But the issue persisted (mimicking a ground loop) even on circuits no other amps or electronics had issues on. By the time customer service got back to me about a potential exchange it’d already been weeks and I’d disassembled the box trying to solve the issue myself.
I was curious about powering it manually with my Crown XLS power amp, since it seemed the JBL’s amp was the issue. It was.
It sounded decent, but the shortcomings of a small 10″ woofer seemed apparent even with the Crown’s ample power output. What if I could put the speaker in a ported box?
A DIY Port Job For the 550P
Rather than construct a new box like I had for other speakers, I wondered if I could reuse the 550P’s box since it’s very well built with 1″ thick MDF and a great internal bracing system.
The box’s internal airspace was already ample, and according to some calculations I’d done, should be large enough for a ported design.

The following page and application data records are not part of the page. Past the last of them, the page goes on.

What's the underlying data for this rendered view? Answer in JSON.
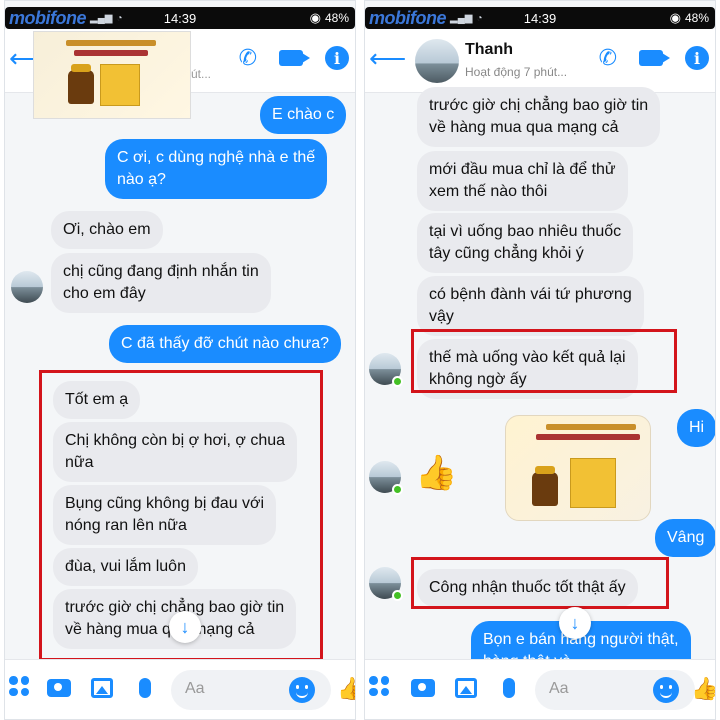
{
  "left": {
    "status": {
      "carrier": "mobifone",
      "time": "14:39",
      "battery": "48%"
    },
    "header": {
      "subtitle": "út..."
    },
    "messages": {
      "m1": "E chào c",
      "m2a": "C ơi, c dùng nghệ nhà e thế",
      "m2b": "nào ạ?",
      "m3": "Ơi, chào em",
      "m4a": "chị cũng đang định nhắn tin",
      "m4b": "cho em đây",
      "m5": "C đã thấy đỡ chút nào chưa?",
      "m6": "Tốt em ạ",
      "m7a": "Chị không còn bị ợ hơi, ợ chua",
      "m7b": "nữa",
      "m8a": "Bụng cũng không bị đau với",
      "m8b": "nóng ran lên nữa",
      "m9": "đùa, vui lắm luôn",
      "m10a": "trước giờ chị chẳng bao giờ tin",
      "m10b": "về hàng mua qua mạng cả"
    },
    "composer": {
      "placeholder": "Aa"
    }
  },
  "right": {
    "status": {
      "carrier": "mobifone",
      "time": "14:39",
      "battery": "48%"
    },
    "header": {
      "name": "Thanh",
      "status": "Hoạt động 7 phút..."
    },
    "messages": {
      "r1a": "trước giờ chị chẳng bao giờ tin",
      "r1b": "về hàng mua qua mạng cả",
      "r2a": "mới đầu mua chỉ là để thử",
      "r2b": "xem thế nào thôi",
      "r3a": "tại vì uống bao nhiêu thuốc",
      "r3b": "tây cũng chẳng khỏi ý",
      "r4a": "có bệnh đành vái tứ phương",
      "r4b": "vậy",
      "r5a": "thế mà uống vào kết quả lại",
      "r5b": "không ngờ ấy",
      "r6": "Hi",
      "r7": "Vâng",
      "r8": "Công nhận thuốc tốt thật ấy",
      "r9a": "Bọn e bán hàng người thật,",
      "r9b": "hàng thật và"
    },
    "composer": {
      "placeholder": "Aa"
    }
  },
  "colors": {
    "accent": "#1a8cff",
    "highlight": "#d3141b",
    "incoming": "#e9eaee"
  },
  "icons": [
    "back-arrow-icon",
    "phone-icon",
    "video-icon",
    "info-icon",
    "apps-icon",
    "camera-icon",
    "image-icon",
    "mic-icon",
    "emoji-icon",
    "like-icon",
    "scroll-down-icon"
  ]
}
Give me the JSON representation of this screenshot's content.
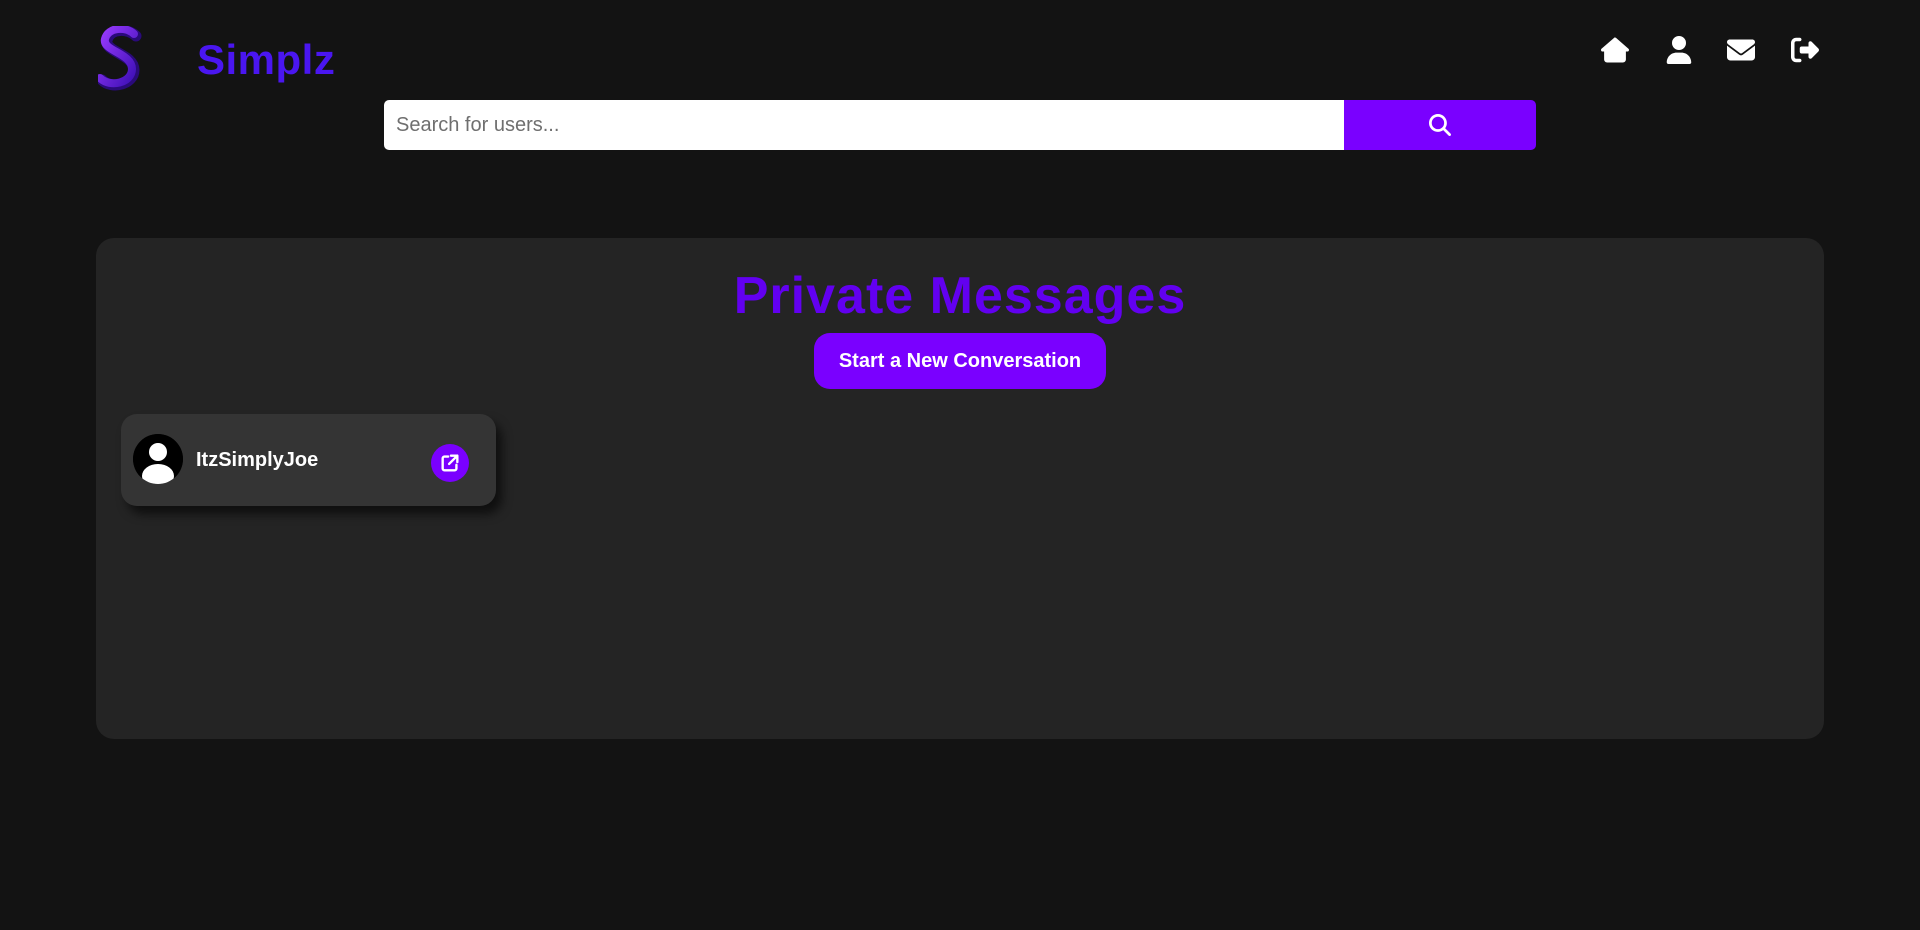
{
  "header": {
    "brand": "Simplz",
    "logo_icon": "stylized-s-logo",
    "nav": [
      {
        "name": "home",
        "icon": "home-icon"
      },
      {
        "name": "profile",
        "icon": "user-icon"
      },
      {
        "name": "messages",
        "icon": "envelope-icon"
      },
      {
        "name": "logout",
        "icon": "sign-out-icon"
      }
    ]
  },
  "search": {
    "placeholder": "Search for users...",
    "value": "",
    "button_icon": "search-icon"
  },
  "main": {
    "title": "Private Messages",
    "new_conversation_label": "Start a New Conversation",
    "conversations": [
      {
        "username": "ItzSimplyJoe",
        "avatar_icon": "default-avatar-icon",
        "action_icon": "external-link-icon"
      }
    ]
  },
  "colors": {
    "page_bg": "#131313",
    "panel_bg": "#242424",
    "card_bg": "#343434",
    "brand_text": "#4a16f0",
    "title_text": "#6200f0",
    "accent": "#7a00ff",
    "nav_icon": "#ffffff"
  }
}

Having removed the original amp and back plate that came in the box, I was left with a rectangular hole.
I knew I’d need to construct some kind of new back plate, and if I was going to do that… I could install a port easily into that without having to cut into the finished box itself.
Longer term I could paint the MDF plate black to more closely match the rest of the box, but short term since it’d be on the back and no one would really see it, I skipped that bit.
And so I came up with this — a plate that would overlap the rectangular gap by about 1.25″ on all sides to accommodate screws and form a good seal. As you can see in the picture, I made a 2″ hole for the speaker terminal and a larger hole to accommodate a spare 2″ port I had to use.
Ideally this job would’ve involved a 3″ port for the low tuning frequency I was going for (27hz, right at this woofer’s low end cutoff) but wider ports need longer tubes and I was already low on internal length I could work with.
Once everything was installed on the back panel, I was ready to attach it to the back. But first, I added a little Polyfill to the box (slightly more than it had by default) to increase the de factor air space to closer to what it needed to be for a 6.1″ long port to reach the target tuning frequency.
(The screw placements were a work in progress until I edged the side ones in properly to overcome my making the hole slightly too large in parts to take the screws.)
Unpainted it’s not pretty, but it sized out perfectly, screwed on tightly with no air leaks, and converted the box to something that could be connected easily to an external amp.
The result? A fair bit louder overall and a significantly fuller low end. Sounded like a totally different speaker, and given the excellent build quality of its box I actually think it ended up sounding better than the Infinity Kappa I’d been using in a custom ported box. Also impressive given that the Kappa is a 12″ sub.
In various demos over the course of all types of music, the port satisfying added to the sub’s thumpiness, yet the 10″ woofer was still tame and fairly agile for upper bass like what’s found in Massive Attack’s “Angel” that I’ve heard fall apart on other subs.